Bill Spence said he was very encouraged by the response the company has had in the north-east town after completing the latest stage in consultations about the scheme to develop a carbon capture and storage (CCS) facility at Peterhead.
This is expected to send up to 10 million tonnes of the carbon dioxide that is a by-product of the power generation operations at Peterhead for storage in a depleted reservoir on the Goldeneye facility about 60 miles offshore.
Shell says the plant would be the first at full scale in the world to capture and store carbon produced by a gas-fired power station. Backers believe it will help reduce emissions from power generation at the Peterhead generator, operated by Scottish HyrdoElectric owner SSE, by 90 per cent. Shell is currently drawing up detailed engineering plans for the CCS plant, which it hopes will start operating in 2020.
As the technology has not been used in this way before, the project might be expected to spark fears about possible safety and environmental risks.
However, speaking after helping show about 100 people around the Peterhead plant on Tuesday, Mr Spence said: "We haven't had that at all - one of the real strengths with the Peterhead project and working in the north-east is that the community here is accustomed to seeing the oil and gas industry, is accustomed to oil and gas practice.
"The local industry knowledge has really helped us here. We haven't seen the resistance, we have seen people see the opportunity side of the project. They don't see the risk side and they are very excited about this being a world first."
Mr Spence added: " We do get questions about the operation of the plant, and when they become conversant with how it works what we make very clear is that each step of this plant is a proven technology and what we are doing is putting them all together back to back for the first time here for the Peterhead project. They become very comfortable with how it all works."

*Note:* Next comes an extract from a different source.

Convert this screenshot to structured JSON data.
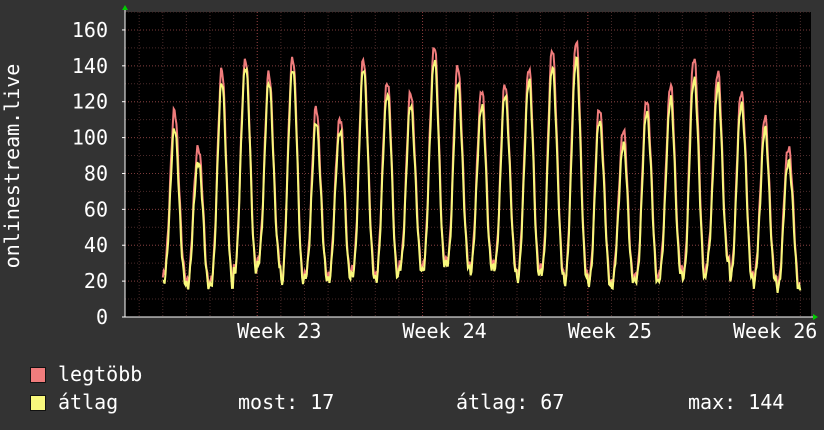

The 52-year-old engineer admitted, however, that some people have asked questions about possible disruption during the 30 months construction of the plant is expected to take. This will involve building facilities inside the Peterhead complex and laying a 12-mile pipeline to take carbon from the plant to the line that connects Goldeneye to the shore.
However, he noted people appear to be more exited about the potential economic benefits the plant will bring than concerned about potential pitfalls.
He said: "It's very much a case of when do we think we will get started, what kind of opportunities will there be, will it be for my generation, the next generation. We see multi generations coming, parents with their children coming to understand and they are looking at this as an opportunity as it goes forward to be in a new industry and to be in employment and to be in at the beginning of something new."
Shell expects an average of 350 people will be employed during the construction phase.
The company thinks 10 to 20 people will work on the operations side during the first phase.
A CCS facility could help underpin the viability of the Peterhead plant by reducing emissions.
Shell hopes to win Government backing to run the facility for 10 years under an official project to try to stimulate investment in CCS.
The scheme is one of two projects in the running for official funding. Drax plans to link a CCS facility to a new coal-fired plant in North Yorkshire.
Shell expects to make a final investment decision on whether to build the plant with SSE and the UK Government in 2015. It did not disclose details of expected costs.
Mr Spence believes a successful scheme at Peterhead could pave the way for massive investment in carbon capture and storage in the UK. Noting that the project would only use a small amount of the storage capacity in Goldeneye, he said deplated North Sea fields could be used to store CO2 from many power plants.
"I think the North Sea could be a huge resource," said Mr Spence.
He thinks once people are comfortable that the technology can be used offshore, CCS projects could be developed onshore.
Mr Spence believes CCS offers the only way firms in industries like cement and steel production will be able to meet targets to reduce emissions in future.
With thousands of gas-fired power plants around world, there could be huge demand for the technology overseas.